A characteristic member of the rare and specialised community of metallophytes that is found in warmer districts on soils rich in tin, copper and other heavy metals. In Cornwall, P. andalusica is often to be found in disused mine sites (on barish ground) but it is a small and unremarkable-looking species and easily overlooked.
It often forms dense turfs or patches of stems around 1cm tall and a few bulbils can easily be seen in some of the leaf axils with a hand-lens. Hints of brown or orange suggest something that is worth a closer look. Under the high-power microscope, the bulbils are brown-tinged with wide, leafy-looking primordia. The bulbils are widest at the point where the primordia arise and, critically, they are flat-topped (see images below). This is a very important point of difference from P. annotina, which has very variably shaped bulbils, but never flat-topped.
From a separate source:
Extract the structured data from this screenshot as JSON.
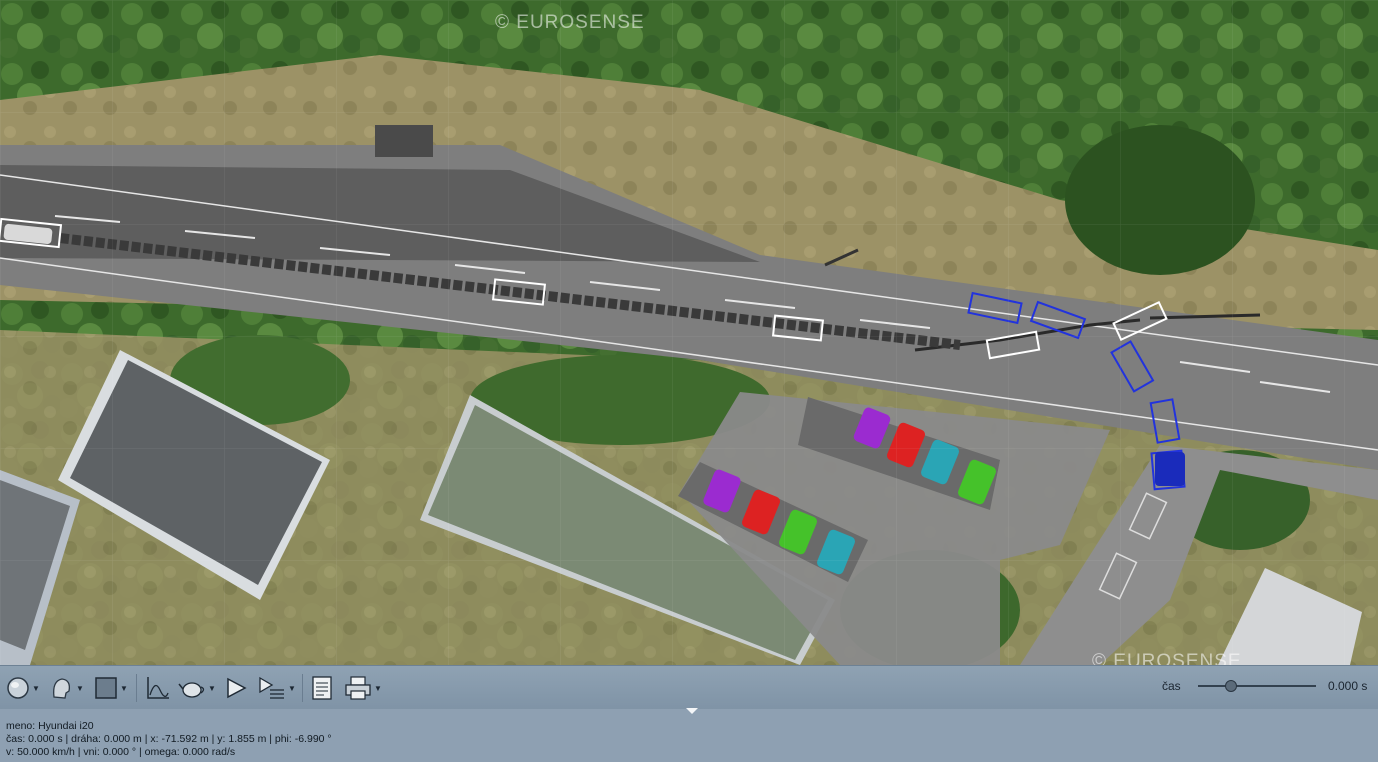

You’ll need to have a good microscope to confirm that the lower parts of the primordia often overlap.
Pohlia andalusica does not have a Field Guide page.